What is expected: The string "Tarihi" may appear in lines of the listing. Report each line where it does.
━━━━━━━━━━━━━━━━
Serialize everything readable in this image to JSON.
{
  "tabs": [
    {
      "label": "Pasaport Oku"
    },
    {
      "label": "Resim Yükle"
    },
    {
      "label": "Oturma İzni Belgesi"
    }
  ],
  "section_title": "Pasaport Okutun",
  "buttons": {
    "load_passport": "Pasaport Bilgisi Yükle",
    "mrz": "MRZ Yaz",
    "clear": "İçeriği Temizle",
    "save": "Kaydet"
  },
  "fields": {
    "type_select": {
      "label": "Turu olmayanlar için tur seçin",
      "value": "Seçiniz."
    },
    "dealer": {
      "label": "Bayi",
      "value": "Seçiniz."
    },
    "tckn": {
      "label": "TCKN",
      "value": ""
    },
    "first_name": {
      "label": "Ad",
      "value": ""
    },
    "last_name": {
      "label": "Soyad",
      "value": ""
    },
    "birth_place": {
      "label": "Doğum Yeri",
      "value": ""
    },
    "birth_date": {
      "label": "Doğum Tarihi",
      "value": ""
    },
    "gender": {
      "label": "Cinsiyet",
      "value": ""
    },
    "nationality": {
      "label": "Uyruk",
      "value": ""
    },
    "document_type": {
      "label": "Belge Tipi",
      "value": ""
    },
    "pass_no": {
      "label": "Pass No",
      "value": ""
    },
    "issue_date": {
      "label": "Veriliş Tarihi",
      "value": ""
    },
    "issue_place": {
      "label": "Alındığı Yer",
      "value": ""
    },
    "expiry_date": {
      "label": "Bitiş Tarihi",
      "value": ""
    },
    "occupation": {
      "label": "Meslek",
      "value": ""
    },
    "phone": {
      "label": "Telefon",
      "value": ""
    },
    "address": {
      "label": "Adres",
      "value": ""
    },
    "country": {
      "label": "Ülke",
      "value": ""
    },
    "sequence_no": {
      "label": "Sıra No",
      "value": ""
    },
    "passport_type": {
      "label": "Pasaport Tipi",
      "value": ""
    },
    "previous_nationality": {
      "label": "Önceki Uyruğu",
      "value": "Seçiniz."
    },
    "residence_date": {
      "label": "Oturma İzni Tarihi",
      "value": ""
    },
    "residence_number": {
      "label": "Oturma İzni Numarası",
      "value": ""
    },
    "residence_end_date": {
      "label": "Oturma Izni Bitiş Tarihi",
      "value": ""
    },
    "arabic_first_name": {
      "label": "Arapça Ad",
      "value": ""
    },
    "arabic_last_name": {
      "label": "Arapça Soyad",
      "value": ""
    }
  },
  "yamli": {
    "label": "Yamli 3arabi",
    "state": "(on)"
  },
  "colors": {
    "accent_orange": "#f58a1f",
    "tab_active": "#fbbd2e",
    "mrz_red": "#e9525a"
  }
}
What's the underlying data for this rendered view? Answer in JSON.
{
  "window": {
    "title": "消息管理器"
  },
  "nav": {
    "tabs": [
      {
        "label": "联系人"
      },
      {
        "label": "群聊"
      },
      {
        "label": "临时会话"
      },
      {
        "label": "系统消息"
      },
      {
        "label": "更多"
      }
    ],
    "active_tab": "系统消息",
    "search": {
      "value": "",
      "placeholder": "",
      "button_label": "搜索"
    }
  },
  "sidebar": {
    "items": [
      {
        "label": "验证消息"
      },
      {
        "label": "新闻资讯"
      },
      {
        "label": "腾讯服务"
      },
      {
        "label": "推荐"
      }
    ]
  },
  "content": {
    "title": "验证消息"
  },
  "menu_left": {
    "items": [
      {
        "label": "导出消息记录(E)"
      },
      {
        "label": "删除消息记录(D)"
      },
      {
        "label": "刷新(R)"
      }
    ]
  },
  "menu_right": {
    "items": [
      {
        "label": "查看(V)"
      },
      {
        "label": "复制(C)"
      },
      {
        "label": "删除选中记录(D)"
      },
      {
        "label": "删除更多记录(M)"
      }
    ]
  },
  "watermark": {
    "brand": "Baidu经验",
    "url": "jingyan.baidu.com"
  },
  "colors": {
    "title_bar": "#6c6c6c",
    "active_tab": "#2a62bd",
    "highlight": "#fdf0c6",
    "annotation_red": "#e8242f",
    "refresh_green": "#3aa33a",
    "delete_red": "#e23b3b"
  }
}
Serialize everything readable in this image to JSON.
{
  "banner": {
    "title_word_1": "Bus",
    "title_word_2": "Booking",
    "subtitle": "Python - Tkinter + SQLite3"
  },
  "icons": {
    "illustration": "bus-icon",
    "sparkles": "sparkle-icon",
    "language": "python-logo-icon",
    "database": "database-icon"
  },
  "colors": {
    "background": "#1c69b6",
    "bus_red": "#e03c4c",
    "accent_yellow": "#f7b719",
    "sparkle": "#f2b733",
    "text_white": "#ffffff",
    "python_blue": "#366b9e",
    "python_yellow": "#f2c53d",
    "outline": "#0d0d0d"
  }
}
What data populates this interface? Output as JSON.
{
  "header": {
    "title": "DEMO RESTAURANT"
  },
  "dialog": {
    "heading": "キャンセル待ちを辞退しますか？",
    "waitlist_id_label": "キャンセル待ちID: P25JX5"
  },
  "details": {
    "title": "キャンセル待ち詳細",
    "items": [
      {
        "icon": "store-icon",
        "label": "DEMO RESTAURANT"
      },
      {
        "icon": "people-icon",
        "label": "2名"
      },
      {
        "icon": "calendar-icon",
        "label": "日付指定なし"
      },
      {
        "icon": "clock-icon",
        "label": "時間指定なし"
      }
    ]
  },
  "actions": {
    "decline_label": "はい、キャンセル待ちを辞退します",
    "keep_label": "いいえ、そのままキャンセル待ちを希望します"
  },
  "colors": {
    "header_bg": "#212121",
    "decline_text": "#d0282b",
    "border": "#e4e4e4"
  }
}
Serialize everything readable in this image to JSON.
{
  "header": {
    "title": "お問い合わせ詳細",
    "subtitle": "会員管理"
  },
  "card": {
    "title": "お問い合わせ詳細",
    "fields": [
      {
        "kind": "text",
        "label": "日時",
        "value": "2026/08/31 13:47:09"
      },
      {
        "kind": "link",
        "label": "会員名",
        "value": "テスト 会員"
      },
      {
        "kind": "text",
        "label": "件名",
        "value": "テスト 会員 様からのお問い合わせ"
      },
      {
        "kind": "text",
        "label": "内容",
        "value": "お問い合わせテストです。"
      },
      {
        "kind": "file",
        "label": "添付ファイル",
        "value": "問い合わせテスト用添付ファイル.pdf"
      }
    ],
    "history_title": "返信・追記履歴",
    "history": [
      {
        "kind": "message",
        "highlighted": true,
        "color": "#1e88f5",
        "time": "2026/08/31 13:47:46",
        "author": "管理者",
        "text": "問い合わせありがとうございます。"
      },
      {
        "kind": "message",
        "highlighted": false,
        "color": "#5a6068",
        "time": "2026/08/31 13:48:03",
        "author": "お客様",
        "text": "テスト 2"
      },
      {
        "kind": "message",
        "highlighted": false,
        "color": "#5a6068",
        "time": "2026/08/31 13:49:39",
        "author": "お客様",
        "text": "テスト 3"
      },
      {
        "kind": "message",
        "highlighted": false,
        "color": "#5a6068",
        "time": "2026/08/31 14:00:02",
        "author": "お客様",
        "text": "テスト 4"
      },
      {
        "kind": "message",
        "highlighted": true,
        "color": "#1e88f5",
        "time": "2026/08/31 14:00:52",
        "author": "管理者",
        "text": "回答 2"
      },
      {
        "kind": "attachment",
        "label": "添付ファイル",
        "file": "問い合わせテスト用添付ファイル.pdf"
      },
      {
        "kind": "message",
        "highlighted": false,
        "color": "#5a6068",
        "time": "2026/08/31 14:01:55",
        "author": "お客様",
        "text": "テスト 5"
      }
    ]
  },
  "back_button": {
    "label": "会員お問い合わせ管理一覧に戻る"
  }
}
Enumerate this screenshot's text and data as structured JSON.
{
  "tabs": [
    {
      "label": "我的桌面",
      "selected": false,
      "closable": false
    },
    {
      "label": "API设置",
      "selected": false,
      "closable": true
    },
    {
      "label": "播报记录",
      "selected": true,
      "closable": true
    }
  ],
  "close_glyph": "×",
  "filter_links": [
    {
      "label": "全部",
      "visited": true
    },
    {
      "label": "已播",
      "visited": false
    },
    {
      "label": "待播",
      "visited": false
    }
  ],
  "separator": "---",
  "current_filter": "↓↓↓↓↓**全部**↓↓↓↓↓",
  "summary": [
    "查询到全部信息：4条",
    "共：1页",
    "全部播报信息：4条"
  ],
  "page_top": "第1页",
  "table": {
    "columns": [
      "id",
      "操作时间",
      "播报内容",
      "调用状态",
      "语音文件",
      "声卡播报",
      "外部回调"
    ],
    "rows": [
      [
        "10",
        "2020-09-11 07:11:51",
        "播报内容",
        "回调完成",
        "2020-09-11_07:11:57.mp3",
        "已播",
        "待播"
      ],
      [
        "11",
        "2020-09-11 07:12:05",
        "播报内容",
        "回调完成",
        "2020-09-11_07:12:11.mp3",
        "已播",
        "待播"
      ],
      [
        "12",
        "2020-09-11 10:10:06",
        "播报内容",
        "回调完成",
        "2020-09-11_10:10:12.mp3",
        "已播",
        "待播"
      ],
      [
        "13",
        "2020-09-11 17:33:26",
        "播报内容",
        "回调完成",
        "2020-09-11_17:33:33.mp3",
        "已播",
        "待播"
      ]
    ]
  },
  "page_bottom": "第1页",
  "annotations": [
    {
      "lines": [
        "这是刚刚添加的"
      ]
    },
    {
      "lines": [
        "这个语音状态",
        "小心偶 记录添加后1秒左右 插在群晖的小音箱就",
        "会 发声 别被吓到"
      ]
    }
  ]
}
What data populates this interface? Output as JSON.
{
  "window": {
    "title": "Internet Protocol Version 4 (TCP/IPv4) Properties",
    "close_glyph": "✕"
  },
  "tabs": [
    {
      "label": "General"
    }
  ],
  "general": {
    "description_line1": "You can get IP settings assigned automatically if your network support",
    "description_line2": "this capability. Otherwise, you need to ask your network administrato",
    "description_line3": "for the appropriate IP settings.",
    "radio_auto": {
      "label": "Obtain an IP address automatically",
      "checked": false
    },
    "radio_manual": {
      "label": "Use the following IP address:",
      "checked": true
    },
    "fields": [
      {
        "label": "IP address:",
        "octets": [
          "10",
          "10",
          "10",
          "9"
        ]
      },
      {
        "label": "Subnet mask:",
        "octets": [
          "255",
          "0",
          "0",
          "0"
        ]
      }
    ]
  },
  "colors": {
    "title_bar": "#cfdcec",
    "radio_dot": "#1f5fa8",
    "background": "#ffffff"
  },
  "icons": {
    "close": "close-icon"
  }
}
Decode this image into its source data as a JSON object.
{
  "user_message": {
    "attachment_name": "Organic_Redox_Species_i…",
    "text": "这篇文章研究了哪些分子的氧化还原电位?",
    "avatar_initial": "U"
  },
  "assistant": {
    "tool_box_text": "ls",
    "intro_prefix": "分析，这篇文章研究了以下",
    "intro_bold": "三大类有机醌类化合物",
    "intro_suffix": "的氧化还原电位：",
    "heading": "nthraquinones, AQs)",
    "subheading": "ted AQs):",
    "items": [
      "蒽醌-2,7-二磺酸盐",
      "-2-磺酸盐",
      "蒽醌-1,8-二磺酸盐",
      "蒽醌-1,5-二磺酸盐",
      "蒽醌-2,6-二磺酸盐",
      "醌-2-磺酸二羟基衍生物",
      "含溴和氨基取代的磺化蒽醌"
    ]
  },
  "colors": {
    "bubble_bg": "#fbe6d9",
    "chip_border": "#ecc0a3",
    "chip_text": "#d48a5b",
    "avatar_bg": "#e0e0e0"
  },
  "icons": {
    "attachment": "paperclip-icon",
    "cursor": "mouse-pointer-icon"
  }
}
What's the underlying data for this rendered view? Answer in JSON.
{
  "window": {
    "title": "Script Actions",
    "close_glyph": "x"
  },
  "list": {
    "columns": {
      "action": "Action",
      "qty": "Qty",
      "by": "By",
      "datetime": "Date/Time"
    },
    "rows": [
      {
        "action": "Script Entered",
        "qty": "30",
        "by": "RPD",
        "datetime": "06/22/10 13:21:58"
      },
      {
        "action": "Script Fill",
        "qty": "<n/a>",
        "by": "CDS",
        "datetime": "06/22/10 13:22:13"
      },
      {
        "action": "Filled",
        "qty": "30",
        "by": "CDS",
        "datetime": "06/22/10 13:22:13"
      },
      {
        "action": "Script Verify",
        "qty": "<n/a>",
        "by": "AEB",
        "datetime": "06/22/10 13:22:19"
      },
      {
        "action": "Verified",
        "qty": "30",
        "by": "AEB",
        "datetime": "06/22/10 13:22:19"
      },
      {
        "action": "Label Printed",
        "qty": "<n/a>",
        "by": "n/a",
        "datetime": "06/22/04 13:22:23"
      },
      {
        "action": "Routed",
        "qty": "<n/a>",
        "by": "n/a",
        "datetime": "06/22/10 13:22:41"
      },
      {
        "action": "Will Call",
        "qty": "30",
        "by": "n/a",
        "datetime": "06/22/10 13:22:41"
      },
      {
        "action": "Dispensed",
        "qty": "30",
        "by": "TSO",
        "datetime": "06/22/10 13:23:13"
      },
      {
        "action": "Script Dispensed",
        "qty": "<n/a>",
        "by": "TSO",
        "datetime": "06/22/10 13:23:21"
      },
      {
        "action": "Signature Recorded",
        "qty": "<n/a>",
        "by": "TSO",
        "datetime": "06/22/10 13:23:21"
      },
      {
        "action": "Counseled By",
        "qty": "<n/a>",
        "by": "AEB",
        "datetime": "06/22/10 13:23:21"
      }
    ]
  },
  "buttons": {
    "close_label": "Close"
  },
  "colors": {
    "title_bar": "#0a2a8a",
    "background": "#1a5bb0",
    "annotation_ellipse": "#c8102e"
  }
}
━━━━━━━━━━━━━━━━
The answer:
      "label": "Doğum Tarihi",
      "label": "Veriliş Tarihi",
      "label": "Bitiş Tarihi",
      "label": "Oturma İzni Tarihi",
      "label": "Oturma Izni Bitiş Tarihi",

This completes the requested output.